This week’s Ftag of the Week is F810 Assistive Devices – Eating Equipment/Utensils, which is part of the Food and Nutrition Services regulatory group. F810 requires nursing facilities to provide any special eating equipment and utensils that a resident needs to maintain their current abilities related to eating and drinking or, if possible, to improve them. A facility is also responsible for providing necessary staff assistance to ensure that the resident can use the assistive devices that are part of the resident’s plan of care.
Let’s look at several scenarios regarding how this has been cited on survey in 2019:
- A surveyor observed the dining room for two lunch meals over two days and noticed a resident with significant hand tremors trying to eat. The resident and the floor underneath him both had spilled food on them. The resident was interviewed and stated he should have had weighted utensils and a wrist cuff, which were part of the resident’s nutritional care plan, but were not provided during the observed meals.
- A surveyor observed that a resident had regular utensils during a meal observation, and the tray ticket did not include instructions for built up utensils as per the resident’s plan of care.

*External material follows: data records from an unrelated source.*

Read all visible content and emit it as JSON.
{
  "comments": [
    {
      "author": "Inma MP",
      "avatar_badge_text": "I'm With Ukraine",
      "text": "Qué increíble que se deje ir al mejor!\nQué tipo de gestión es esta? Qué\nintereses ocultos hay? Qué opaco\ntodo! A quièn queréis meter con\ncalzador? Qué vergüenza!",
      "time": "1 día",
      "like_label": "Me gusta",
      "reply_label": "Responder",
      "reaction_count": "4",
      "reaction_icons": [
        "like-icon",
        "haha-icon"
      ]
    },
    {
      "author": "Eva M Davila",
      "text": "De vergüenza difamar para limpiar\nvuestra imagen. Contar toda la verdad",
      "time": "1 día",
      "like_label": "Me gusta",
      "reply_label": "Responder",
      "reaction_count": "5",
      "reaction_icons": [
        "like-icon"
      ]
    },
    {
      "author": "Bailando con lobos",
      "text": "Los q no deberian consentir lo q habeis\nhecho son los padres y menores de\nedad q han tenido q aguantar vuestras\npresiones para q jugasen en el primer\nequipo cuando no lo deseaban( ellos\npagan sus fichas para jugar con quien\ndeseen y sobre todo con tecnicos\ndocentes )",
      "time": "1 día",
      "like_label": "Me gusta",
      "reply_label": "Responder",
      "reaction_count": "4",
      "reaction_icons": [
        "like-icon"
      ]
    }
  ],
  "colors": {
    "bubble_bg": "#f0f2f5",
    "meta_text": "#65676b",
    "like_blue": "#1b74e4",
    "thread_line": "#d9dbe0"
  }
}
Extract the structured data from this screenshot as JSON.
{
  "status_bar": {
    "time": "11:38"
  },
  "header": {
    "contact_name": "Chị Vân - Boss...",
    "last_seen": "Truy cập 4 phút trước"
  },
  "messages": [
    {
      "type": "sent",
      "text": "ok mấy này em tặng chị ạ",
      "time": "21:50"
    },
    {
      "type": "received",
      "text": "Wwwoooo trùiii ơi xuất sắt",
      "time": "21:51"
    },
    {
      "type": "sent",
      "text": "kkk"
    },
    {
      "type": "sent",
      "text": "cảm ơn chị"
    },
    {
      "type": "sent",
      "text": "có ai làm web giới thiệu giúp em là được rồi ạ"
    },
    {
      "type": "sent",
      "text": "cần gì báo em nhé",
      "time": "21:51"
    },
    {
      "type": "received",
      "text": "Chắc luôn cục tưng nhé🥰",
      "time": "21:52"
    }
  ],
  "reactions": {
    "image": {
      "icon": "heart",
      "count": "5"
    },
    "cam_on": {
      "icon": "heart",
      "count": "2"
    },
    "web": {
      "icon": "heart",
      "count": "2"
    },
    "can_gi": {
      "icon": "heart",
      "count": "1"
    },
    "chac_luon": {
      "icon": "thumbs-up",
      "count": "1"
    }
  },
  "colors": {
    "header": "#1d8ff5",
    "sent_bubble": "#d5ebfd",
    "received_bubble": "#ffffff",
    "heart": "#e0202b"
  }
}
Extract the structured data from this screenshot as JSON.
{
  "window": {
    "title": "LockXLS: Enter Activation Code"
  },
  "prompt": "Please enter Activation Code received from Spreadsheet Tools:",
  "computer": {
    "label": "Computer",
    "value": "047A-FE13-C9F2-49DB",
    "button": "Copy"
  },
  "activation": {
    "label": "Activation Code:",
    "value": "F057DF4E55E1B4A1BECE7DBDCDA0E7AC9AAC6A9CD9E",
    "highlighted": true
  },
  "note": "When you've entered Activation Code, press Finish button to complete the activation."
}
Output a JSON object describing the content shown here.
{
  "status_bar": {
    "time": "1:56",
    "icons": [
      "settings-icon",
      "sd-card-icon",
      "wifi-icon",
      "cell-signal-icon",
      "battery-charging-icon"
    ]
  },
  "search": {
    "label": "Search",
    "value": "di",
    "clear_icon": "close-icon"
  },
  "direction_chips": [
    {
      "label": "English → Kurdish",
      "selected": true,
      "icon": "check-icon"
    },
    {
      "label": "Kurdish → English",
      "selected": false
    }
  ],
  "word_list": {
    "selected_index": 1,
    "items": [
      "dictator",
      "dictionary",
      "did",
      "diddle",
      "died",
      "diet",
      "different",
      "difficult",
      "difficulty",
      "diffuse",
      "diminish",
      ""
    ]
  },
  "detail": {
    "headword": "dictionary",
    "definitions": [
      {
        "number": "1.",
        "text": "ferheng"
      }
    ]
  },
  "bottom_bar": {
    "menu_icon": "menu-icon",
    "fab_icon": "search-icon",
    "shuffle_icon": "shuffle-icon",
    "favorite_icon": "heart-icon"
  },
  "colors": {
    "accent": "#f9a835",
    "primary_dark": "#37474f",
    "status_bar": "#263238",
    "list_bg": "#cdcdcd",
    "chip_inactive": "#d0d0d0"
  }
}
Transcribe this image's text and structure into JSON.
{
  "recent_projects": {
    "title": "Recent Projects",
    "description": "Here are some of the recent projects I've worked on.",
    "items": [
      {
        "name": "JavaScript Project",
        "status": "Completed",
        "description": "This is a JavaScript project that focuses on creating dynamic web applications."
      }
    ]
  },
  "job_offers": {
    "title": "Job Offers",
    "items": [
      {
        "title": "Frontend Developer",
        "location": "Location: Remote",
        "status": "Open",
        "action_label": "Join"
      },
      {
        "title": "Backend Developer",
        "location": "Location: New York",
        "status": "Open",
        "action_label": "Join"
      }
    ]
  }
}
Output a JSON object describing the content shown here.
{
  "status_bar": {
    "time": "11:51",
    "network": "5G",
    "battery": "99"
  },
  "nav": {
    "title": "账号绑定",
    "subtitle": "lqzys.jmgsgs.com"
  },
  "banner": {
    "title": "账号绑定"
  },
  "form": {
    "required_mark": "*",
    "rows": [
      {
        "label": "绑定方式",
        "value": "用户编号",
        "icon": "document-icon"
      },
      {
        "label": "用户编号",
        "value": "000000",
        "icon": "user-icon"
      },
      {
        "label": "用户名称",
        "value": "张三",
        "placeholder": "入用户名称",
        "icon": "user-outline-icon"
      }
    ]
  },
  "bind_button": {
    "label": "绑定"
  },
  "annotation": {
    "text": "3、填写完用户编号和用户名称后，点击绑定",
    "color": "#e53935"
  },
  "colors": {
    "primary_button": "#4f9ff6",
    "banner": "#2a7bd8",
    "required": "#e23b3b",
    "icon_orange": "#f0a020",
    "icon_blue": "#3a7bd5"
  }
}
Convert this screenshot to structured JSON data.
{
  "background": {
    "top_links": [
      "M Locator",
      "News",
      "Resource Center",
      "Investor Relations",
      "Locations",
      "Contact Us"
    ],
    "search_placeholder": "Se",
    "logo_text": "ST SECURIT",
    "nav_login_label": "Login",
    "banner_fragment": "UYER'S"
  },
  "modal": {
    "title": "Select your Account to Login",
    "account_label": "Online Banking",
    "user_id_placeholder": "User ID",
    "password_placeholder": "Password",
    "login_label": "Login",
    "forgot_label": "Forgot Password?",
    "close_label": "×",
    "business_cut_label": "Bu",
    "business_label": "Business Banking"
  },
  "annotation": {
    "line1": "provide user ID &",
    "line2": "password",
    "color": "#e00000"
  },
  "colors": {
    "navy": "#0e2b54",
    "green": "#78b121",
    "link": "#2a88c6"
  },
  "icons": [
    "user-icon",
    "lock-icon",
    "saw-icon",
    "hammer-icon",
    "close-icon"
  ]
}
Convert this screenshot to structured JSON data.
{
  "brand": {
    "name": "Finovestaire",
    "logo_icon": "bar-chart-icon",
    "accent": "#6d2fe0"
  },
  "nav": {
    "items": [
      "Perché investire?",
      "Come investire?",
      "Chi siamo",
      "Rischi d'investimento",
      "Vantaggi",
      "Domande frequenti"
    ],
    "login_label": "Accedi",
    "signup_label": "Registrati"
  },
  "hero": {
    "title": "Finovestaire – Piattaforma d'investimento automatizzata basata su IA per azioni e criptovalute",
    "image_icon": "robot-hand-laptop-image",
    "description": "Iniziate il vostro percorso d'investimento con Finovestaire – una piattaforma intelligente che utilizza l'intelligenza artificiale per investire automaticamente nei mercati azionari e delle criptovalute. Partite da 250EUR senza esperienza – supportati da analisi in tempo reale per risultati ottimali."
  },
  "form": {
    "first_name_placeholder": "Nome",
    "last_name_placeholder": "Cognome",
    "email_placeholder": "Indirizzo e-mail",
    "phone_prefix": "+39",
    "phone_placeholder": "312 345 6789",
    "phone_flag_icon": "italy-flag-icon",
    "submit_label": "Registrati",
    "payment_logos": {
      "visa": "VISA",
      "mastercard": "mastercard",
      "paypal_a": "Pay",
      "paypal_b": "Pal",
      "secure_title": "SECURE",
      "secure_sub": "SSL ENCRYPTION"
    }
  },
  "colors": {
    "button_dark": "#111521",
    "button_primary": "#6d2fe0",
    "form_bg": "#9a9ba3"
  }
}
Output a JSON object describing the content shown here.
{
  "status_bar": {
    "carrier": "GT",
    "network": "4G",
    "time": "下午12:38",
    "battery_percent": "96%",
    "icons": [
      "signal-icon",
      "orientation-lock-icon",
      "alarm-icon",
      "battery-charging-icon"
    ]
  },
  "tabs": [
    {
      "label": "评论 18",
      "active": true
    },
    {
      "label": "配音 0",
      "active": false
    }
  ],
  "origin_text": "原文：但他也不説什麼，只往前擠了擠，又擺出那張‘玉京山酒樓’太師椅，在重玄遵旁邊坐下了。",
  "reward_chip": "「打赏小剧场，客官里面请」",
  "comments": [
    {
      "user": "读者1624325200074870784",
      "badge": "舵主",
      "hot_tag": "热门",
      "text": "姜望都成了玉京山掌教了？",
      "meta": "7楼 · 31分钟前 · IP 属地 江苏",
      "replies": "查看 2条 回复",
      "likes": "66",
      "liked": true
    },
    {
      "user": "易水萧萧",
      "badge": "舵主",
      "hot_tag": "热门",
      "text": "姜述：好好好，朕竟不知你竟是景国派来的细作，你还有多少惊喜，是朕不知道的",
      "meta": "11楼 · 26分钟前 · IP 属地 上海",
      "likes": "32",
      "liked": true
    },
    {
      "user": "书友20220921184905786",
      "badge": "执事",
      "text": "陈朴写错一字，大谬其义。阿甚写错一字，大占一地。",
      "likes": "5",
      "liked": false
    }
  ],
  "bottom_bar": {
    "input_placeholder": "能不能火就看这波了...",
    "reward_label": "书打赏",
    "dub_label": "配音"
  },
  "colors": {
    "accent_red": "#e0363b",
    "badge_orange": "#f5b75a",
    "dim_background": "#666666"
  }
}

- Staff were seen in the dining room, but not assisting or cueing a resident with her meal and the resident was not provided with a scoop plate as ordered.
- A resident was observed eating mashed potatoes with her fingers, and then at another meal, the resident was observed asleep in front of her cold breakfast tray. Staff passed by the resident without interacting or offering assistance. A nurse said the resident is not always provided with utensils because she likes to eat with her hands, however, the dietary director stated that she had not assessed the resident for the use of finger foods to make eating easier.
It is very easy for someone to observe things going wrong with meal service, not just during survey, but on any given day related to provision and use of adaptive equipment as well as necessary staff oversight an assistance being provided. The issues cited above are not unique situations that only happen to be observed when a surveyor is conducting a meal observation! Issues related to assistive devices should be proactively addressed through management observation of meal service and routine auditing to avoid a “gotcha” deficiency. There needs to be a strong system in place to ensure that tray tickets match tray items, not just for assistive devices, but for food items and proper consistencies as well.
Let’s also not forget the importance of staff education regarding their responsibility for sharing information that a resident is refusing or is no longer able to use the adaptive equipment provided to assist them in remaining independent or require a lower level of assistance with eating or drinking. We should not be observing a CNA feeding a resident with built-up utensils due to lack of Nursing staff communicating with each other or with the Dietary Department that the adaptive equipment is no longer needed. Think about what a positive outcome there could be if there were timely communication of a decline in use of or refusal to use certain equipment and we coupled that with timely revision to the plan of care.